Once we had made it to the other side, I thanked the boy and the lady’s son and strapped all my gear back on my bike. As I pulled away from the river and headed down the dark road toward Ayacucho, it started pouring rain. I was relatively unfazed after everything I have been through. I just kept driving until I eventually made it to the city where I filled up my gas tank at the first gas station I came to. As I drove into the city, it was about 10pm, it was dark and I had no idea where I was going. I figured if I could find the main plaza, there is a good chance I would be able to find a hotel or hostel where I could stay the night. I drove up and down random streets and tried following groups of cars in hopes that they might be making there way to the center of town. Eventually I pulled into a random parking lot and asked the attendant how to get to the main plaza or the closest hotel. “You’re one block away.” he responded. It was a miracle! The attendant offered to let me keep my bike there while I went to scout out a place to stay. There just happened to be a huge celebration in the plaza where hundreds of people were gathered watching bands and dancers march through the streets for Carnaval. I felt a little out of place trudging through with my huge backpack and rain gear, covered head to toe in mud. On the other side of the plaza I found a hotel that was conveniently located next to a pizzeria. I ate almost an entire family sized pizza by myself, took a long hot shower at the hotel, contacted some friends and family to tell them that I was alive and went straight to bed.
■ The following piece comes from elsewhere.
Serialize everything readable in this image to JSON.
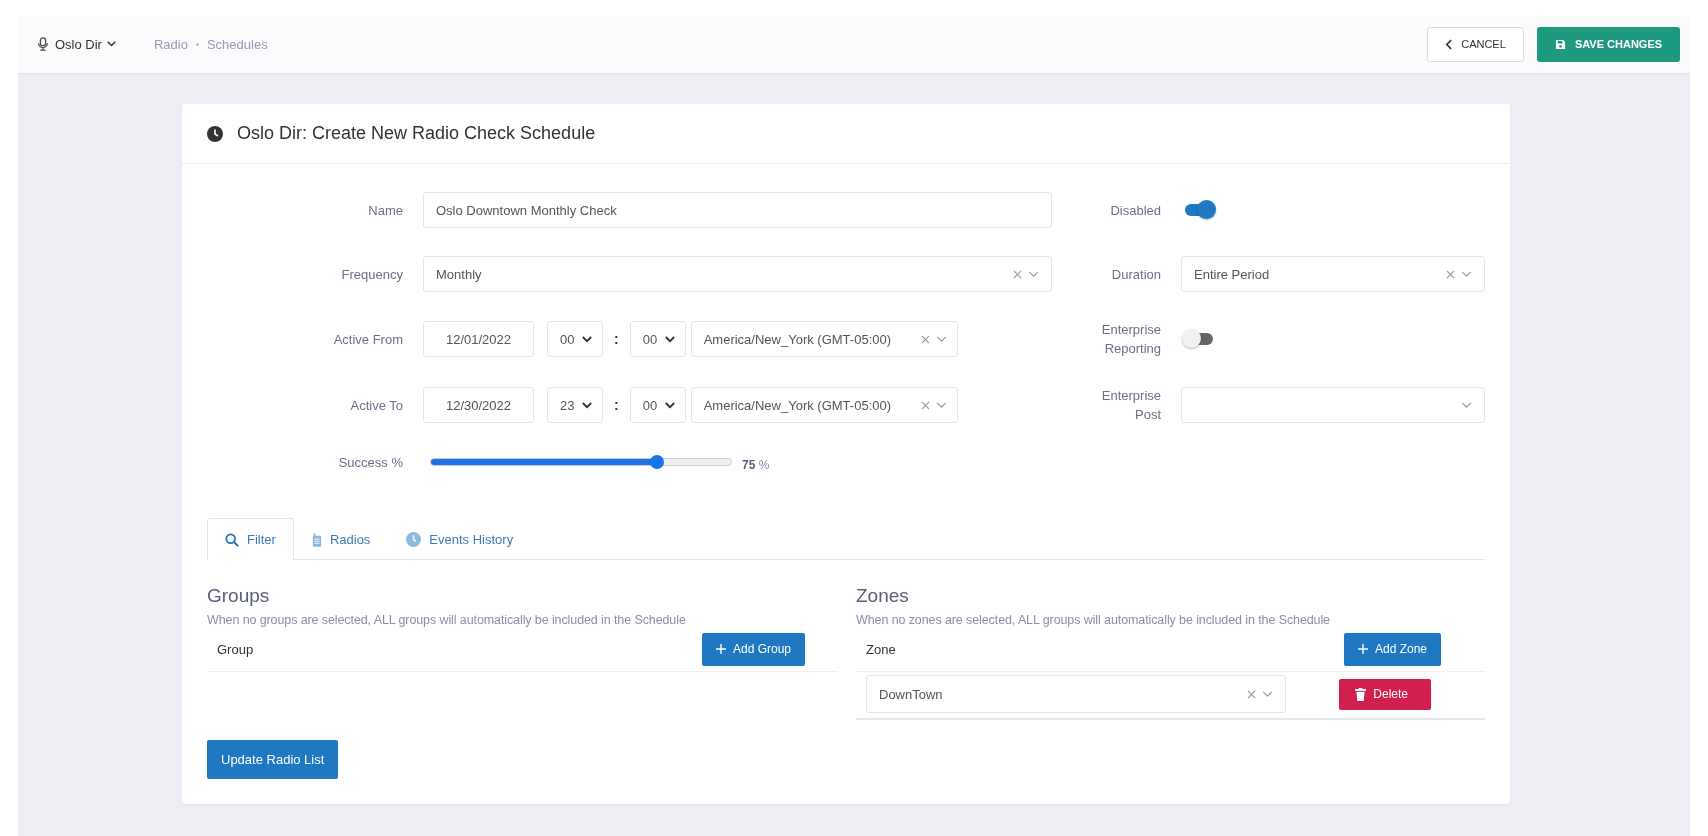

The motorcycle stayed in the parking lot until morning when I picked it up and drove to my new host family’s house. I will be spending the next two weeks here living with a family who makes and sells artisan crafts both locally and abroad. I am eager to learn about them and their business, but first I am taking a few days to rest and build up my immune system again. Stay tuned for more about my life in Ayacucho!